Cross-border personal injury: The impact of raised speed limits
A professor at the University of British Columbia researched the effect of increased speed limits on Canadian highways. The outcome of the research led to the British Columbia government lowering the speed limit on 570 kilometres of the 1,300-kilometre section of a road that had been raised by 10 km/h in 2014. The professor determined that the 10 km/h increase did not necessarily lead to more accidents, but it did lead to more severe injuries when accidents occurred. If American citizens were involved in any of those accidents, they could have a need for a cross-border personal injury claim.
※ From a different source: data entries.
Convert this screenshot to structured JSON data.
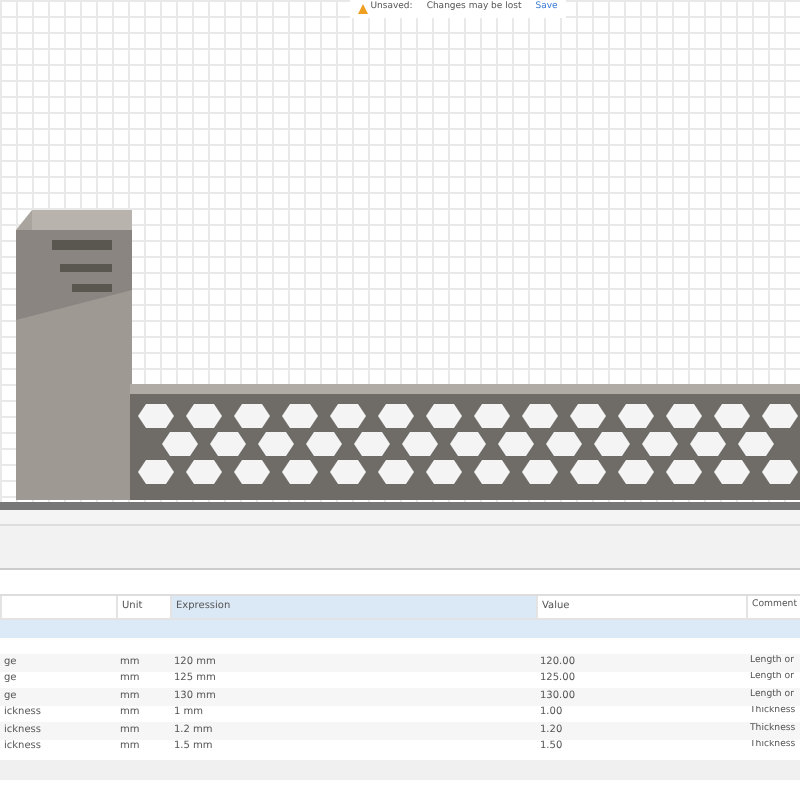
{
  "notice": {
    "status": "Unsaved:",
    "message": "Changes may be lost",
    "action": "Save"
  },
  "parameters": {
    "columns": [
      {
        "label": "Unit",
        "selected": false
      },
      {
        "label": "Expression",
        "selected": true
      },
      {
        "label": "Value",
        "selected": false
      },
      {
        "label": "Comment",
        "selected": false
      }
    ],
    "rows": [
      {
        "name": "ge",
        "unit": "mm",
        "expression": "120 mm",
        "value": "120.00",
        "comment": "Length or"
      },
      {
        "name": "ge",
        "unit": "mm",
        "expression": "125 mm",
        "value": "125.00",
        "comment": "Length or"
      },
      {
        "name": "ge",
        "unit": "mm",
        "expression": "130 mm",
        "value": "130.00",
        "comment": "Length or"
      },
      {
        "name": "ickness",
        "unit": "mm",
        "expression": "1 mm",
        "value": "1.00",
        "comment": "Thickness"
      },
      {
        "name": "ickness",
        "unit": "mm",
        "expression": "1.2 mm",
        "value": "1.20",
        "comment": "Thickness"
      },
      {
        "name": "ickness",
        "unit": "mm",
        "expression": "1.5 mm",
        "value": "1.50",
        "comment": "Thickness"
      }
    ]
  }
}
According to the researcher, by increasing the speed limit, authorities aimed to improve road safety by limiting the disparity between fast and slow vehicles. They assumed that drivers who exceed the existing limit would continue driving at the same speed and slower drivers would drive a bit faster. Sadly, instead of improving safety, the opposite happened.
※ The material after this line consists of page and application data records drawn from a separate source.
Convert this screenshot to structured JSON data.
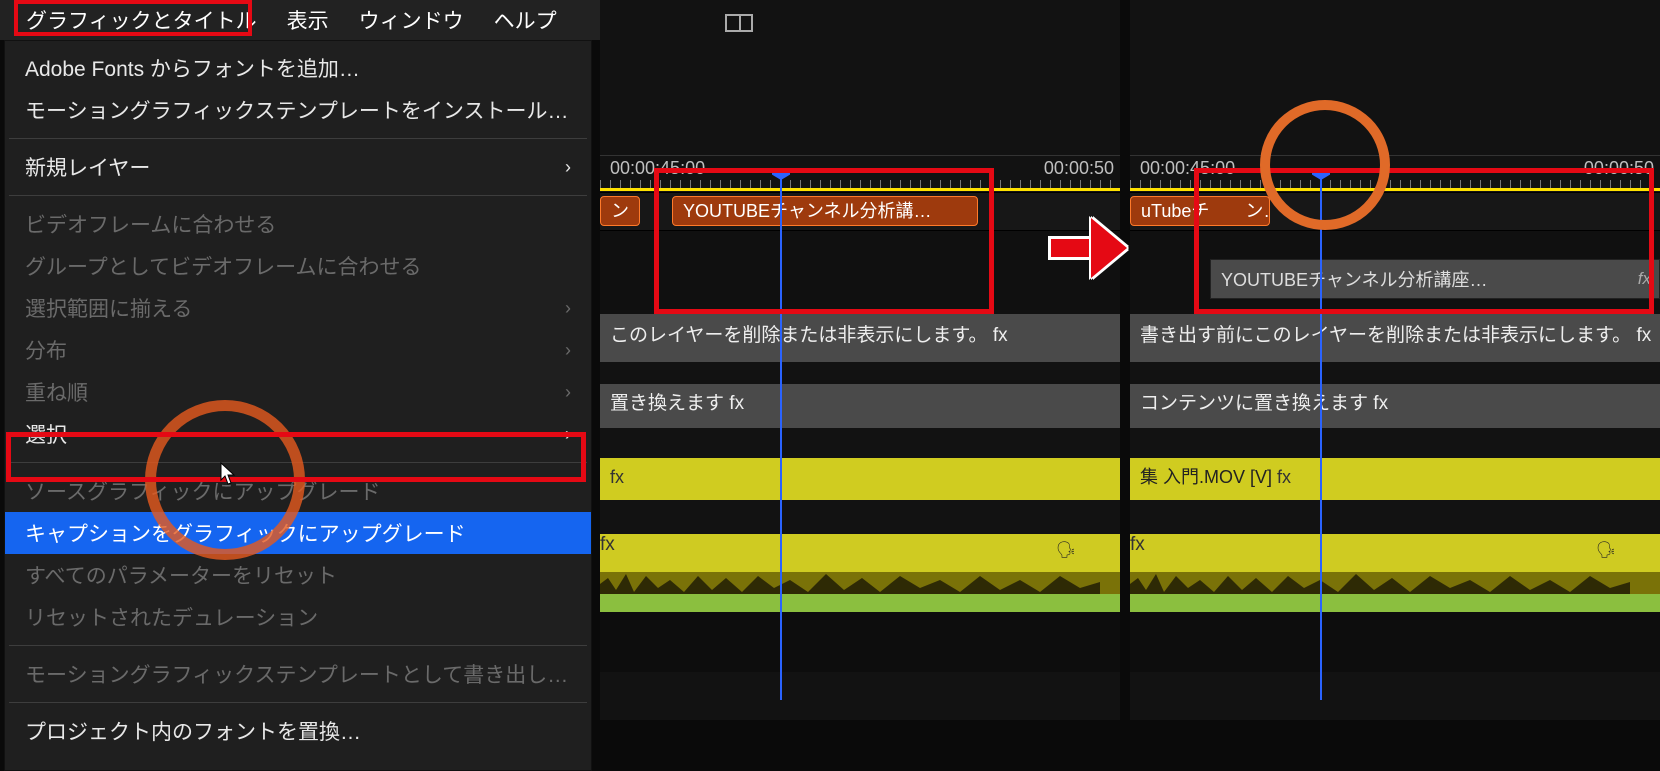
{
  "menubar": {
    "items": [
      "グラフィックとタイトル",
      "表示",
      "ウィンドウ",
      "ヘルプ"
    ]
  },
  "dropdown": {
    "add_fonts": "Adobe Fonts からフォントを追加…",
    "install_mogrt": "モーショングラフィックステンプレートをインストール…",
    "new_layer": "新規レイヤー",
    "fit_video_frame": "ビデオフレームに合わせる",
    "fit_group_video_frame": "グループとしてビデオフレームに合わせる",
    "align_selection": "選択範囲に揃える",
    "distribute": "分布",
    "arrange": "重ね順",
    "select": "選択",
    "upgrade_source": "ソースグラフィックにアップグレード",
    "upgrade_caption": "キャプションをグラフィックにアップグレード",
    "reset_params": "すべてのパラメーターをリセット",
    "reset_duration": "リセットされたデュレーション",
    "export_mogrt": "モーショングラフィックステンプレートとして書き出し…",
    "replace_fonts": "プロジェクト内のフォントを置換…"
  },
  "timeline_left": {
    "time_start": "00:00:45:00",
    "time_end": "00:00:50",
    "caption_prev": "ン",
    "caption_clip": "YOUTUBEチャンネル分析講…",
    "track_gray1": "このレイヤーを削除または非表示にします。",
    "track_gray2": "置き換えます",
    "fx": "fx"
  },
  "timeline_right": {
    "time_start": "00:00:45:00",
    "time_end": "00:00:50",
    "caption_clip_trunc": "uTubeチ　　ン…",
    "graphic_clip": "YOUTUBEチャンネル分析講座…",
    "track_gray1": "書き出す前にこのレイヤーを削除または非表示にします。",
    "track_gray2": "コンテンツに置き換えます",
    "track_video": "集 入門.MOV [V]",
    "fx": "fx"
  }
}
Based on the study, it was determined that the 10 km/hr increase in the speed limit brought about a rise of over 20% in the number of crash-related fatalities. The professor explained that drivers are inclined to make more driving errors when they travel at higher speeds. Although the number of accidents did not show a significant increase, it was the findings that more severe injuries resulted from the accidents that led to the concern and the subsequent lowering of the speed limit.
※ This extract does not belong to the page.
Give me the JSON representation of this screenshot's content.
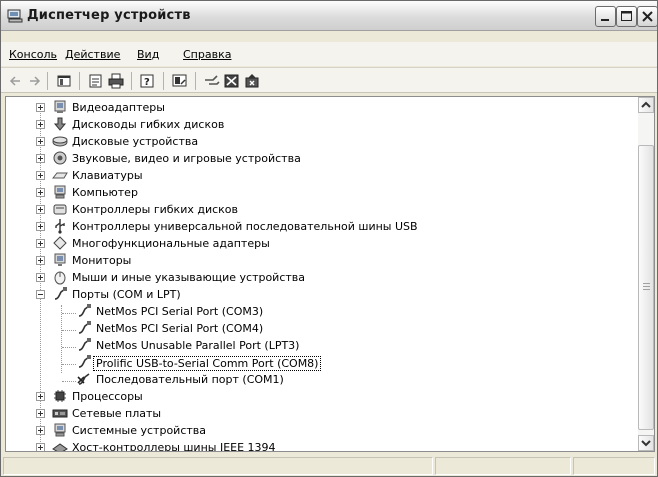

The researcher noted that, although it is often said that speed kills, it is actually driver error that kills. The impact on crash victims is even more severe if accidents occur to Americans travelling on this side of the border or British Columbia residents travelling in Washington state. Dealing with insurance and legal issues of both countries could be challenging, and having an experienced cross-border personal injury lawyer’s support and guidance could be invaluable.